Semyon Mayevich Bychkov is a Soviet-born conductor.

Mark Elder British conductor

Sir Mark Philip Elder is a British conductor. He is the music director of the Hallé Orchestra in Manchester, England.

James Loughran CBE, DMus., FRNCM, FRSAMD is a conductor.

Mark Fridrikhovich Ermler was a Russian conductor.

Stanford Robinson British conductor

Stanford Robinson OBE was an English conductor and composer, known for his work with the BBC. He remained a member of the BBC's staff until his retirement in 1966, founding or building up the organisation's choral groups, both amateur and professional.

John Wilson is a British conductor, arranger and musicologist who conducts orchestras and operas, as well as Big Band jazz. He is the creator of the John Wilson Orchestra and Associate Guest Conductor of the BBC Scottish Symphony Orchestra.
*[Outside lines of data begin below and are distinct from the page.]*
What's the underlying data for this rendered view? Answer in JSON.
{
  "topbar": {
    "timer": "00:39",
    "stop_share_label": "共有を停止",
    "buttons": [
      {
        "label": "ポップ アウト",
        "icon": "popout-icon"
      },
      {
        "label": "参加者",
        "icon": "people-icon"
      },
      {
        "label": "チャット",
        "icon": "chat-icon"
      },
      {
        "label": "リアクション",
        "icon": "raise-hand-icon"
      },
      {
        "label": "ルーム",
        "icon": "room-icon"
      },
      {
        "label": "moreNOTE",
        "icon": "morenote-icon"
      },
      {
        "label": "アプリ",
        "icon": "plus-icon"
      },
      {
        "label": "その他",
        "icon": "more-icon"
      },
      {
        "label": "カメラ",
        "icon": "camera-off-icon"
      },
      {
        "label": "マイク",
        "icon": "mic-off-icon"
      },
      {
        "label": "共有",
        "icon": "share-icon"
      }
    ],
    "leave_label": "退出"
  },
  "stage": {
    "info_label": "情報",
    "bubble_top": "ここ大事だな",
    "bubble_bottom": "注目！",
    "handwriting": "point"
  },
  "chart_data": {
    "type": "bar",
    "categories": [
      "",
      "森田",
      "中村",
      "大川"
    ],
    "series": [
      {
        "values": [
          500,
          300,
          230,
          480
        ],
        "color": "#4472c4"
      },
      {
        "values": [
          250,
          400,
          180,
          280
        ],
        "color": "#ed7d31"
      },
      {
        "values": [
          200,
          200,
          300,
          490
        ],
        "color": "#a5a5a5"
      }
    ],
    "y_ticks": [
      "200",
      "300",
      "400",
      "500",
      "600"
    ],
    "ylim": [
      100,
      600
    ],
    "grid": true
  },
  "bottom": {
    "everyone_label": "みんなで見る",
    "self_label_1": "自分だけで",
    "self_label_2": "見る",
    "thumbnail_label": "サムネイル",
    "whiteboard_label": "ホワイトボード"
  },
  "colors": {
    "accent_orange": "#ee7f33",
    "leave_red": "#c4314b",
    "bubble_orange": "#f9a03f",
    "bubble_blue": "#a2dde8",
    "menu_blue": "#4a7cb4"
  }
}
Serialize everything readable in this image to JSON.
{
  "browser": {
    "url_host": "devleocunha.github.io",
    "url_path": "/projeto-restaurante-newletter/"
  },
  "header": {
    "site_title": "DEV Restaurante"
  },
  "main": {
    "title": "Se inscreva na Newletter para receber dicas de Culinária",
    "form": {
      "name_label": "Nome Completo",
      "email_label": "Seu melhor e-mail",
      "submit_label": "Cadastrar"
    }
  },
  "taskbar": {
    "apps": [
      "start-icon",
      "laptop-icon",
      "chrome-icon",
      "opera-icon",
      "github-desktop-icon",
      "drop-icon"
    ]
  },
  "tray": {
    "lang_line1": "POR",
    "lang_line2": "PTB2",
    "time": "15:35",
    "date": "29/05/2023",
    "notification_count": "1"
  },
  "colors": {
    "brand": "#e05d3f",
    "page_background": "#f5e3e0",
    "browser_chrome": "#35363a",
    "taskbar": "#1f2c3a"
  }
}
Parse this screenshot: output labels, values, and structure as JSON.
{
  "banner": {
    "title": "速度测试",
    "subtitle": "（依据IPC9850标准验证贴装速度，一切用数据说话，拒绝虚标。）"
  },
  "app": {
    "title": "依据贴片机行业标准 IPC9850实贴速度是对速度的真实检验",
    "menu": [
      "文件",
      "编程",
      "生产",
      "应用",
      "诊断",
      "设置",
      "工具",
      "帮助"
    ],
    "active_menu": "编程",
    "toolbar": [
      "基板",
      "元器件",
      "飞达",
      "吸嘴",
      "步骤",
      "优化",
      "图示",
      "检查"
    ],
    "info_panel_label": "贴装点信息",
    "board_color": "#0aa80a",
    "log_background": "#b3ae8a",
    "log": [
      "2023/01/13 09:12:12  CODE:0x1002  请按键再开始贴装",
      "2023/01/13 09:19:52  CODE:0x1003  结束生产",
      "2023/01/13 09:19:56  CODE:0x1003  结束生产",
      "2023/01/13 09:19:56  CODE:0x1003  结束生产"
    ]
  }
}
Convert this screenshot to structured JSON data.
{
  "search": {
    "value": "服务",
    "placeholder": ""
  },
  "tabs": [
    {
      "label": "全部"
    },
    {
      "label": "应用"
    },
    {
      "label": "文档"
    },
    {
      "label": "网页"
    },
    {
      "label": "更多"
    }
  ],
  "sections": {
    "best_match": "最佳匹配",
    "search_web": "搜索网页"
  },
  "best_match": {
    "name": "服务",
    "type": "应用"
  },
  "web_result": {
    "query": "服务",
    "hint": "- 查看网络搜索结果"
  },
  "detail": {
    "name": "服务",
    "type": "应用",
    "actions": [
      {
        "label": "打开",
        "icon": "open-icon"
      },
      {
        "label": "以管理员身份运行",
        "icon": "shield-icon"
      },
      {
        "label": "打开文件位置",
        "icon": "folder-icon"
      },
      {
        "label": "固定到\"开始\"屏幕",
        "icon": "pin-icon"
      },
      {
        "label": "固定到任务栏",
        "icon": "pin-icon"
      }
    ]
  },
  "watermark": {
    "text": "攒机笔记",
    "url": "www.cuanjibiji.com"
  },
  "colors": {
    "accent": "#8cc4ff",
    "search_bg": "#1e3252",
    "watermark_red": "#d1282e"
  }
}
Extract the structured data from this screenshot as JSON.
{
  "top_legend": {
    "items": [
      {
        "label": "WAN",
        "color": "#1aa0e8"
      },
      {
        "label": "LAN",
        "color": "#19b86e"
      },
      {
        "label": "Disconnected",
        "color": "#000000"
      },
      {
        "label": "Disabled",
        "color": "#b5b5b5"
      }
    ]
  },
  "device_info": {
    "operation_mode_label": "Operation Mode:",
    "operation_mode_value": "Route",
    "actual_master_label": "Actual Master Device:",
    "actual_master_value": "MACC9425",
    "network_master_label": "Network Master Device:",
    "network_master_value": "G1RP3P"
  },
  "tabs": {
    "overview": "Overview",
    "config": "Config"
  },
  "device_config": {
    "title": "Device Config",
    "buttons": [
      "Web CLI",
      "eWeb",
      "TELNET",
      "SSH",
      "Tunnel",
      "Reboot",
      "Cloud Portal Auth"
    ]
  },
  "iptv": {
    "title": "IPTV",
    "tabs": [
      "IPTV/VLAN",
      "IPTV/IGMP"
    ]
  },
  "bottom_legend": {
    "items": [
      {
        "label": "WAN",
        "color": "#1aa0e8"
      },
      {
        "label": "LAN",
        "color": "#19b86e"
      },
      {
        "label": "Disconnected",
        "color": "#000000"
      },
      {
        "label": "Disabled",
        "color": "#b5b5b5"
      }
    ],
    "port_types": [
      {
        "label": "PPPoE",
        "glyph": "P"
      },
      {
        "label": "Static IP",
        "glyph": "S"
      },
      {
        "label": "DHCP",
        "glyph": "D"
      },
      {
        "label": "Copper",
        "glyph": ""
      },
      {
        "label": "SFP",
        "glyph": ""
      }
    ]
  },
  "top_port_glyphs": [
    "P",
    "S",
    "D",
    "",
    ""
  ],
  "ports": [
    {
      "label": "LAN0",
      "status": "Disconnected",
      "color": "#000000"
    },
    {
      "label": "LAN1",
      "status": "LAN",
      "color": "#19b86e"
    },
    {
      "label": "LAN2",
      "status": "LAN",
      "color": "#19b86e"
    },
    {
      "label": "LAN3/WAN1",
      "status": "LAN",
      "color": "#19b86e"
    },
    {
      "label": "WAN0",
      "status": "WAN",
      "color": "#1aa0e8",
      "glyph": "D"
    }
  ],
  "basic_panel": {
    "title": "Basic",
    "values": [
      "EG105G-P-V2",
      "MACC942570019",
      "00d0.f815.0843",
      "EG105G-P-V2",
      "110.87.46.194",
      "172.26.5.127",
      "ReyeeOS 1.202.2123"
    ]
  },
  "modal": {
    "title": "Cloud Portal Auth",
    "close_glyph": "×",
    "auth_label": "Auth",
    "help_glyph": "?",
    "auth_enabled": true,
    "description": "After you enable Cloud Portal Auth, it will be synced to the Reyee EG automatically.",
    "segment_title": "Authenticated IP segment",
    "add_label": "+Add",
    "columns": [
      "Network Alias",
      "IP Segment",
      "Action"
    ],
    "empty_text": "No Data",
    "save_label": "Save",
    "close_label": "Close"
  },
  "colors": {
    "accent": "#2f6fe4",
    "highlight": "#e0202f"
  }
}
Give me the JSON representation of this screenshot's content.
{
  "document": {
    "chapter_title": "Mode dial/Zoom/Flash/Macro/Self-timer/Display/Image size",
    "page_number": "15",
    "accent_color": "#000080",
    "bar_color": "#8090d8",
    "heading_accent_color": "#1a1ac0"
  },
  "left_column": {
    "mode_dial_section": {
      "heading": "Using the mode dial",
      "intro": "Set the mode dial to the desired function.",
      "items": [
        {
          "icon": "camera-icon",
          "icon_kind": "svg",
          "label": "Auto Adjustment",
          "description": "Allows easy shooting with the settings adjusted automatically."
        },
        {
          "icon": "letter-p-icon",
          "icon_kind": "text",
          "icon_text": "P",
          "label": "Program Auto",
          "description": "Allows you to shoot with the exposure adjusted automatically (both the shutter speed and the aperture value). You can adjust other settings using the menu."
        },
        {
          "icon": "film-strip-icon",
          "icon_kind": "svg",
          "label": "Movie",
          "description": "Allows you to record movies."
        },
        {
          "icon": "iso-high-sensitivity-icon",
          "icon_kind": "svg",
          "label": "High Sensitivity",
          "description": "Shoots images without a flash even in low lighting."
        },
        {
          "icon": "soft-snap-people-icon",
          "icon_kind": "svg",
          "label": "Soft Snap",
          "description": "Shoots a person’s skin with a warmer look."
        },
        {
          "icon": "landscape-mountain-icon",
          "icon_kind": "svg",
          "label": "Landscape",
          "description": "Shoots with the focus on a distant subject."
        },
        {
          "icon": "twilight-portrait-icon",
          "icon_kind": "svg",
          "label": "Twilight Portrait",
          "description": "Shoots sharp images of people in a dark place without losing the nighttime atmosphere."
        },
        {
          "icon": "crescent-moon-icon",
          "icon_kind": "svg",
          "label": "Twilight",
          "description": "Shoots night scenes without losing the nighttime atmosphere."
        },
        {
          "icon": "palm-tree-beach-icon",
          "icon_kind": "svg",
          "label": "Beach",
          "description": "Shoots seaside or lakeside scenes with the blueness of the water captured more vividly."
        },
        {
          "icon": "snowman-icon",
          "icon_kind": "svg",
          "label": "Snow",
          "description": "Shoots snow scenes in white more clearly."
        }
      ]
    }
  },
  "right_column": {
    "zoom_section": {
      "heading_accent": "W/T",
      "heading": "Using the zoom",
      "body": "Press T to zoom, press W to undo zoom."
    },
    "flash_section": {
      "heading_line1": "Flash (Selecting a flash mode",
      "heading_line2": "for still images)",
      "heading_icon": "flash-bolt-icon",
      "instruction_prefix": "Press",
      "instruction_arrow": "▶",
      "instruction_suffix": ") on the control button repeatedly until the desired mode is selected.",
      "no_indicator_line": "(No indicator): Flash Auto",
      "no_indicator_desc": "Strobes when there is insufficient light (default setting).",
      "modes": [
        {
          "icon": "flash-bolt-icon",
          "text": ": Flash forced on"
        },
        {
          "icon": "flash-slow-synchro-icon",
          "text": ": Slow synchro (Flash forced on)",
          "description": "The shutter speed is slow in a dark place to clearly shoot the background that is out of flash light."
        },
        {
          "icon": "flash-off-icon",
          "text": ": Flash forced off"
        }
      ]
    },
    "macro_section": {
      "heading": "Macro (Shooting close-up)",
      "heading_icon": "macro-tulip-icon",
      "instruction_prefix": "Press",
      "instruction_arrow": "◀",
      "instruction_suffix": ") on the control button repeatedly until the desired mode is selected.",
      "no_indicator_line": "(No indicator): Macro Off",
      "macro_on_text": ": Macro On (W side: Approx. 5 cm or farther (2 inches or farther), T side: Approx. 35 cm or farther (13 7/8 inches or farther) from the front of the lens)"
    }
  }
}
(Albert) Meredith Davies CBE was a British conductor, renowned for his advocacy of English music by composers such as Benjamin Britten, Frederick Delius and Ralph Vaughan Williams.

Ashley Lawrence (musician) New Zealand conductor

Ashley Macdonald Lawrence, was a New Zealand conductor mainly active in the UK and Germany, and particularly associated with ballet.

Rae Woodland was a British soprano who studied with Roy Henderson. Her debut was as Queen of the Night at Sadlers Wells. She sang in many European festivals, and debuted at Covent Garden in La sonnambula with Joan Sutherland and Luciano Pavarotti. She was first asked to sing for Benjamin Britten on the English Opera Group's tour of Russia, and played many roles for him subsequently. She also created roles for Gottfried von Einem, Nicholas Maw and Sir Arthur Bliss, and made many live broadcasts for the BBC, from the RAH Proms to Friday Night is Music Night. She retired from the opera stage in 1984. She then taught singing at the Royal Academy of Music in London, and at the Britten-Pears School in Snape Maltings on the invitation of Sir Peter Pears.

(Andrew) Alexander Briger AO is an Australian classical conductor. He is the nephew of the conductor Sir Charles Mackerras, and both are descended from the composer Isaac Nathan.

Emelie Hooke was an Australian soprano who was notable in opera, oratorio and concert, and sang in Australia, England, Europe and South Africa.

References

  1. 1 2 3 4 5 6 "Interview with Roy Plomley on Desert Island Discs , BBC radio, 1969. Retrieved 25 November 2013.
  2. 1 2 Alan Blyth and David Nice,"Obituary—Sir Edward Downes—Leading conductor of Verdi at Covent Garden and a stalwart champion of Prokofiev", The Guardian (London), 14 July 2009. Retrieved 15 July 2009
  3. 1 2 3 4 5 Downes, Edward, and Loppert, Max, "The product of experience", Opera , January 1993, Vol 44 No 1, pp. 26—39.
  4. 1 2 3 4 Jill Lawless, "Conductor Downes, wife die in Swiss suicide clinic" Associated Press 14 July 2009)
  5. Sir Edward Downes at the Royal Opera House, partial search. Retrieved 25 November 2013.
  6. Keith Potter, "Opera and Concert Reports" (Proms). The Musical Times, 130(1760), pp. 621–35 (October 1989)
  7. Martin Kettle, "Interview: conductor Edward Downes", The Guardian , 14 June 2004
  8. "No. 50361". The London Gazette (Supplement). 30 December 1985. p. 7.
  9. "No. 52563". The London Gazette (Supplement). 14 June 1991. p. 2.
  10. 1 2 Appel, Jacob M., "Assisted Suicide for Healthy People?" 16 July 2009
  11. " 'They held hands as they lay down and waited for death': Son tells how he watched his parents die at Swiss suicide clinic" Daily Mail (London), 15 July 2009
  12. BBC "Conductor dies in suicide centre" 14 July 2009
  13. "Conductor Sir Edward Downes and wife end lives at Dignitas clinic", The Daily Telegraph (London), 14 July 2009
  14. "No assisted suicide charge for son of Sir Edward Downes", on BBC.co.uk. 19 March 2010
Cultural offices
Preceded by
Raymond Leppard
Principal Conductor, BBC Philharmonic
1980–1991
Succeeded by
Yan Pascal Tortelier